Stored items:
=== Begin Enclosure ===
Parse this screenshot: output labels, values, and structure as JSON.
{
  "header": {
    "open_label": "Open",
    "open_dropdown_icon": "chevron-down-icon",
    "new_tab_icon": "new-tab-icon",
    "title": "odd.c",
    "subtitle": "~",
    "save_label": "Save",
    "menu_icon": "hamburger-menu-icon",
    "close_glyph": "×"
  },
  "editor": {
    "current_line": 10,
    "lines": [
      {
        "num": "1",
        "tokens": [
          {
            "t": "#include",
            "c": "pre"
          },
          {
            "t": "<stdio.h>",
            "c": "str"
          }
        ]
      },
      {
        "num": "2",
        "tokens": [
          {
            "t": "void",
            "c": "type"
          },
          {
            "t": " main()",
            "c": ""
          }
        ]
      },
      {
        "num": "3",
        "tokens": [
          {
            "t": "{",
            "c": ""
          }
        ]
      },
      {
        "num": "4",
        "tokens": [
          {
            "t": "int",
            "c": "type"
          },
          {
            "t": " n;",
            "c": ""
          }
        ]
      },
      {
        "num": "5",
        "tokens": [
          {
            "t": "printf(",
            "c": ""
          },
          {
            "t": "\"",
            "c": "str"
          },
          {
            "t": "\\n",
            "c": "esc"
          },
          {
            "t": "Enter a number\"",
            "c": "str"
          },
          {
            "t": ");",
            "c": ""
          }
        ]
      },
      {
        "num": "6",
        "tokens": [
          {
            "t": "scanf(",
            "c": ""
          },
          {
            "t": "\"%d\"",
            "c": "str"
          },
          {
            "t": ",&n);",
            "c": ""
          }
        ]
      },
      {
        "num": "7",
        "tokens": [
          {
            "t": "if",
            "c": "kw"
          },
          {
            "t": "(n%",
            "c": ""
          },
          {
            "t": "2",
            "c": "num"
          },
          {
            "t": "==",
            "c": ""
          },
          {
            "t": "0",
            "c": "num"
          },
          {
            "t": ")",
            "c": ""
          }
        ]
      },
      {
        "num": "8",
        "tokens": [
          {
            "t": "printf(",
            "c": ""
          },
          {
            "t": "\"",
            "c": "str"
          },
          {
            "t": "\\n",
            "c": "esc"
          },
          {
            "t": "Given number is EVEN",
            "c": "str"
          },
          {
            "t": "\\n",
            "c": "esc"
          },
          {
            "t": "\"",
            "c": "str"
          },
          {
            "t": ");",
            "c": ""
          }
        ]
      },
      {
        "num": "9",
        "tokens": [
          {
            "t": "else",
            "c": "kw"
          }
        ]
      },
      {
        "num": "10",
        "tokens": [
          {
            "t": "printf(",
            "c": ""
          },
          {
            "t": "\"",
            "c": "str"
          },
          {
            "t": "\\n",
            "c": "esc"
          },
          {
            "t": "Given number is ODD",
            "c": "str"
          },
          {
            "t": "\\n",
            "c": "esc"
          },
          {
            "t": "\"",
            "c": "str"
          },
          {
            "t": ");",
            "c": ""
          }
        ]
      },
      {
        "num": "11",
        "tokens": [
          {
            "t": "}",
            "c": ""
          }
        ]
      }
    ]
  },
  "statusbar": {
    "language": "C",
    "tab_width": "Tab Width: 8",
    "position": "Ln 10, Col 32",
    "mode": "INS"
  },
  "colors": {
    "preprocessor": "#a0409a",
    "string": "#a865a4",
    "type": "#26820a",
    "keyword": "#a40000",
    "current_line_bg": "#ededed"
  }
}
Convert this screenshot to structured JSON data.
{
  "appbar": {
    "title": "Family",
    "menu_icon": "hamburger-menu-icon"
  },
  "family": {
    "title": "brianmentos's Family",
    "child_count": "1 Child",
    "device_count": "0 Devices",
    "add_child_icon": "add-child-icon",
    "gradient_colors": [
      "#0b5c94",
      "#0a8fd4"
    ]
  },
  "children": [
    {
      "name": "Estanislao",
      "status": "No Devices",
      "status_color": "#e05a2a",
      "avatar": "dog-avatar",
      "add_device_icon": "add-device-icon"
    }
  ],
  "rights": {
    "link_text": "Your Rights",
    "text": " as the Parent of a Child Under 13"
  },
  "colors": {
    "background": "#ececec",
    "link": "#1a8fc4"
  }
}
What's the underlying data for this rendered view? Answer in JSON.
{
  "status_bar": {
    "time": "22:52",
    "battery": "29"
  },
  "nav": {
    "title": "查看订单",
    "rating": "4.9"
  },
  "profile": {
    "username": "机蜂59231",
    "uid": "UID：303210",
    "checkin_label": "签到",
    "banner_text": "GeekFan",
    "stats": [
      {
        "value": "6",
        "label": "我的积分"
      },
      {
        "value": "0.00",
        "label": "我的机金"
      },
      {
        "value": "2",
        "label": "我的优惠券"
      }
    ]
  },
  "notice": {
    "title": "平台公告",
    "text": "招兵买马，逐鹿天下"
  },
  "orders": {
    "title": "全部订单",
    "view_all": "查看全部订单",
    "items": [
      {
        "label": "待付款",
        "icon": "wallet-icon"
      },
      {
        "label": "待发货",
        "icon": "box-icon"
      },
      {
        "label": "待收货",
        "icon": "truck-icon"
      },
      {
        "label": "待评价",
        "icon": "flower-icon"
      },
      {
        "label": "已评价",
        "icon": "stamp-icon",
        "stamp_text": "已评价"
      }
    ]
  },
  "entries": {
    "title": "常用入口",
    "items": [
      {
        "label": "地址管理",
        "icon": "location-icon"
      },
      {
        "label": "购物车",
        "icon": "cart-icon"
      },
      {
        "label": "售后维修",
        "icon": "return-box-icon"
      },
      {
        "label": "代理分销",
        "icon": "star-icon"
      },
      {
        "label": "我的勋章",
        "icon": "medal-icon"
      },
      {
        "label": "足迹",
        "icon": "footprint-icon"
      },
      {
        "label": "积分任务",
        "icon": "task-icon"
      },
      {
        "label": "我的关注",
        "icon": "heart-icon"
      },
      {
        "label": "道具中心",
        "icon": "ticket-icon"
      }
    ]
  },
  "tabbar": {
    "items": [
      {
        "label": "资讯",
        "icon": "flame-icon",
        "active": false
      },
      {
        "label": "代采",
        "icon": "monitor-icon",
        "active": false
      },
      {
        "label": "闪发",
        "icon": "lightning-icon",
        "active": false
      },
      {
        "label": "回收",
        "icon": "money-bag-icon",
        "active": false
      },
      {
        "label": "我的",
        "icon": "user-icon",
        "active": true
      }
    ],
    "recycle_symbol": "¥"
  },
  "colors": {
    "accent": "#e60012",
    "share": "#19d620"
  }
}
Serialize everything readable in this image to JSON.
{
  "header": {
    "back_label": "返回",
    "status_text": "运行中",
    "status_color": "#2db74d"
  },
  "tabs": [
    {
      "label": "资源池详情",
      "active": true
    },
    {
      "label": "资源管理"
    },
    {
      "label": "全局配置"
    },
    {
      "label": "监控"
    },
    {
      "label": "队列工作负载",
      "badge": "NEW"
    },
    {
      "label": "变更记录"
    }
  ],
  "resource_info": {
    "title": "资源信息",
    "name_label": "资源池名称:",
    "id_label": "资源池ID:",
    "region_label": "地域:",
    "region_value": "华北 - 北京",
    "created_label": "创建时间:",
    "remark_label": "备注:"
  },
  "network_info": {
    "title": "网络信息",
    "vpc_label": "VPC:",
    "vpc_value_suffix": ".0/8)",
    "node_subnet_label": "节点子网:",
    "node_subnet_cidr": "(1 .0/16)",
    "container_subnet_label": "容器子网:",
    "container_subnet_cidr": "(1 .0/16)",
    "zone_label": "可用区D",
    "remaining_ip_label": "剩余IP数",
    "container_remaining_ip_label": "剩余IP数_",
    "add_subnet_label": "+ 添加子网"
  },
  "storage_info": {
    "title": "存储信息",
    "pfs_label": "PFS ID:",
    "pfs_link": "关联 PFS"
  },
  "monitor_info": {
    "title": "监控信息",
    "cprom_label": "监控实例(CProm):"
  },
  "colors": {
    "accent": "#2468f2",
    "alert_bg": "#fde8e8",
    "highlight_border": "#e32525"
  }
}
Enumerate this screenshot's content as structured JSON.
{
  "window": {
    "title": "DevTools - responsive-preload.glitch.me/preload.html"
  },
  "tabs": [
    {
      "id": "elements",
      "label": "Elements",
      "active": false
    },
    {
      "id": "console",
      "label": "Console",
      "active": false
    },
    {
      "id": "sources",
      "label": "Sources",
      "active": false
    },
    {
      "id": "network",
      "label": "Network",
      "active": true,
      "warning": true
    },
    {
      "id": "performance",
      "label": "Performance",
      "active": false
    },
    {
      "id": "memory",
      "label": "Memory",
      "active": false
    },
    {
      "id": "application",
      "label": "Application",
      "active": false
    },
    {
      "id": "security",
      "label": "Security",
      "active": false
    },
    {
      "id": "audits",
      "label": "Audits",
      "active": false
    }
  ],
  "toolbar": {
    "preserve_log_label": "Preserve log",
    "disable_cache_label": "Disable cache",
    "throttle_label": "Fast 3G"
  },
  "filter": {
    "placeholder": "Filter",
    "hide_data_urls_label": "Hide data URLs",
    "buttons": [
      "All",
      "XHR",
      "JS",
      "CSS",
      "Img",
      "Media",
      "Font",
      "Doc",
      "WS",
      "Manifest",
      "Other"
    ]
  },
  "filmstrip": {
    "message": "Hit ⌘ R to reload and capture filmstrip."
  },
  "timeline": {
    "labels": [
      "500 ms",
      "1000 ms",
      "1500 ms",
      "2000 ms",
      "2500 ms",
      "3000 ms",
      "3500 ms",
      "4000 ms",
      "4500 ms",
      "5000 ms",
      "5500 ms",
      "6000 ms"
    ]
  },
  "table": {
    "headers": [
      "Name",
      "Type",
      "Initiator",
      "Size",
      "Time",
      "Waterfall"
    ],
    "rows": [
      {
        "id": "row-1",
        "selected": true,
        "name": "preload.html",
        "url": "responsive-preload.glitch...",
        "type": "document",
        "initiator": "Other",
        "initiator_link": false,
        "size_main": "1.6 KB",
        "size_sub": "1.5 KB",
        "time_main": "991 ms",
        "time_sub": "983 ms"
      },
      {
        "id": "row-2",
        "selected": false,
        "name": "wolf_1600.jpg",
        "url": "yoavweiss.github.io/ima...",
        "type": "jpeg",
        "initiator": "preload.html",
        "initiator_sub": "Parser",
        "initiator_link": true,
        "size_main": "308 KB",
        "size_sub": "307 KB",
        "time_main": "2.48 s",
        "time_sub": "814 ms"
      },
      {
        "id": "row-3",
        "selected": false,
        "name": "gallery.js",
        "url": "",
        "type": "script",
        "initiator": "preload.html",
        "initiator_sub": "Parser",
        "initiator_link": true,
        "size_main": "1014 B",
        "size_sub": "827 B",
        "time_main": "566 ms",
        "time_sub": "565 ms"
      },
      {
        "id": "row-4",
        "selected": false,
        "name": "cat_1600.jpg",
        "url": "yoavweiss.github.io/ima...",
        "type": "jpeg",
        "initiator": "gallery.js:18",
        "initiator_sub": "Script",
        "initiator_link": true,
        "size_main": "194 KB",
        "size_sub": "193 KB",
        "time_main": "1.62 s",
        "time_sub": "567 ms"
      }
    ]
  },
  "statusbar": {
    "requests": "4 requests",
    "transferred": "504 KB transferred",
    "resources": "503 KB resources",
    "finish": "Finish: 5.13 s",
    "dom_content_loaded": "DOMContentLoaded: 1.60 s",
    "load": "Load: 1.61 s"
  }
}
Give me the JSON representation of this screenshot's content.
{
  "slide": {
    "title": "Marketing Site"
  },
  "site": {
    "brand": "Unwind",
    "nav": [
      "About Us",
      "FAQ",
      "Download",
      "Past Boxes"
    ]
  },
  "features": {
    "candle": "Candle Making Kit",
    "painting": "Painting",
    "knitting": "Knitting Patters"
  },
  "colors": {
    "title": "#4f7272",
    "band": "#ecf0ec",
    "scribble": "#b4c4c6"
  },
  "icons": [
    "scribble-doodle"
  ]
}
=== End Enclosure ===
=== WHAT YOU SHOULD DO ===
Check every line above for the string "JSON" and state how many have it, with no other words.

=== OUTPUT BELOW ===
6